Employers in retail businesses fall under the Board’s jurisdiction if they have a gross annual volume of business of $500,000 or more. This includes employers in the amusement industry, apartment houses and condominiums, cemeteries, casinos, home construction, hotels and motels, restaurants and private clubs, and taxi services. Shopping centers and office buildings have a lower threshold of $100,000 per year.

For non-retailers, jurisdiction is based on the amount of goods sold or services provided by the employer out of state (“outflow”) or purchased by the employer from out of state (“inflow”). Outflow or inflow can be direct or ‘indirect’, passing through a third company such as a supplier. The Board takes jurisdiction when annual inflow or outflow is at least $50,000.

Special categories
Channels of interstate commerce: 
 For businesses providing essential links in the transportation of goods or passengers, including trucking and shipping companies, private bus companies, warehouses and packing houses, the minimum is $50,000 in gross annual volume.

Health care and child care institutions: Hospitals, medical and dental offices, social services organizations, child care centers and residential care centers with a gross annual volume of at least $250,000 are under NLRB jurisdiction; for nursing homes and visiting nurses associations, the minimum is $100,000.

Law firms and legal service organizations: The minimum is $250,000 in gross annual volume.

Cultural and educational centers: For private and non-profit colleges, universities, and other schools, art museums and symphony orchestras, the annual minimum is $1 million.

Federal contractors: Private contractors who work for the federal government are under NLRB jurisdiction. In addition, all federal contractors are required by the Department of Labor to post a Notice of Employee Rights under the NLRA.

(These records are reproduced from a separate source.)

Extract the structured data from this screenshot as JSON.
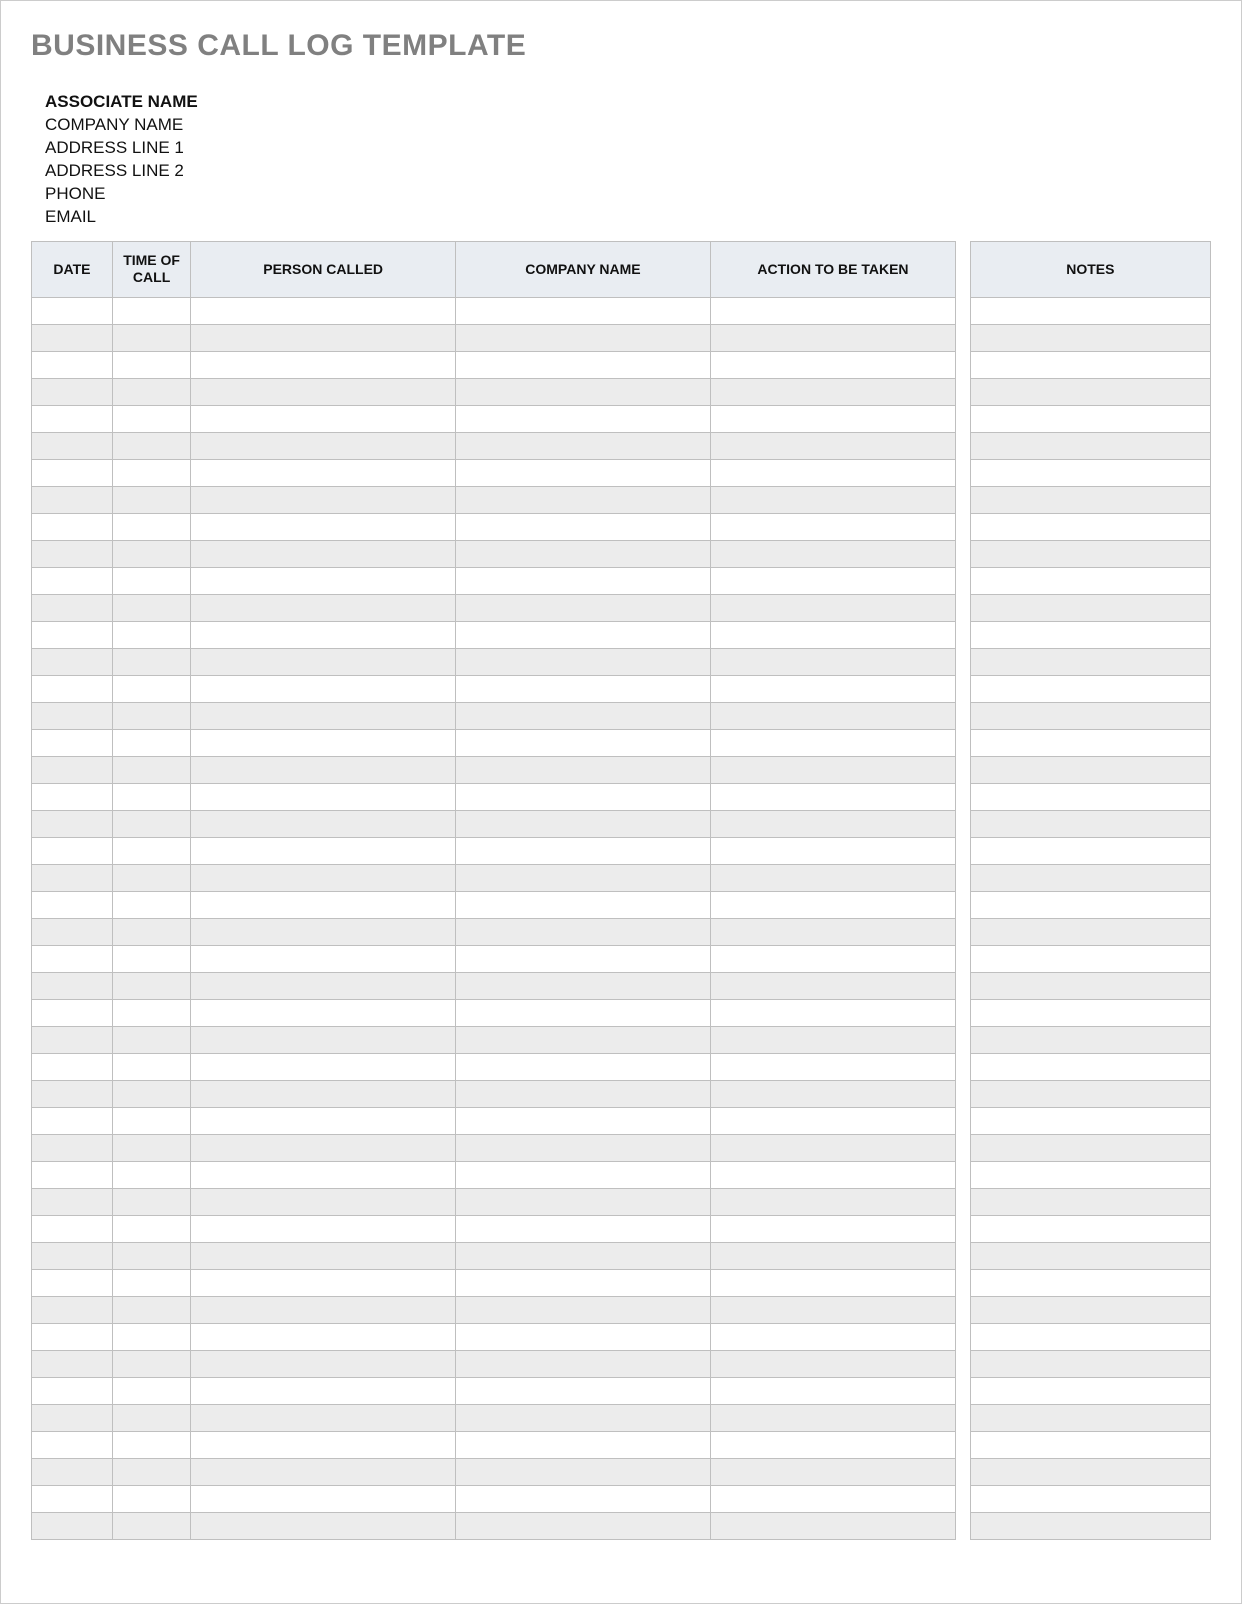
{
  "title": "BUSINESS CALL LOG TEMPLATE",
  "info": {
    "associate": "ASSOCIATE NAME",
    "company": "COMPANY NAME",
    "address1": "ADDRESS LINE 1",
    "address2": "ADDRESS LINE 2",
    "phone": "PHONE",
    "email": "EMAIL"
  },
  "columns": {
    "date": "DATE",
    "time": "TIME OF CALL",
    "person": "PERSON CALLED",
    "company": "COMPANY NAME",
    "action": "ACTION TO BE TAKEN",
    "notes": "NOTES"
  },
  "row_count": 46
}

Religious organizations: The Board will not assert jurisdiction over employees of a religious organization who are involved in effectuating the religious purpose of the organization, such as teachers in church-operated schools. The Board has asserted jurisdiction over employees who work in the operations of a religious organization that did not have a religious character, such as a health care institution.  

Indian tribes:  The Board asserts jurisdiction over the commercial enterprises owned and operated by Indian tribes, even if they are located on a tribal reservation.  But the Board does not assert jurisdiction over tribal enterprises that carry out traditional tribal or governmental functions.

The following employers are excluded from NLRB jurisdiction by statute or regulation:

  • Federal, state and local governments, including public schools, libraries, and parks, Federal Reserve banks, and wholly-owned government corporations.
  • Employers who employ only agricultural laborers, those engaged in farming operations that cultivate or harvest agricultural commodities or prepare commodities for delivery. 
  • Employers subject to the Railway Labor Act, such as interstate railroads and airlines.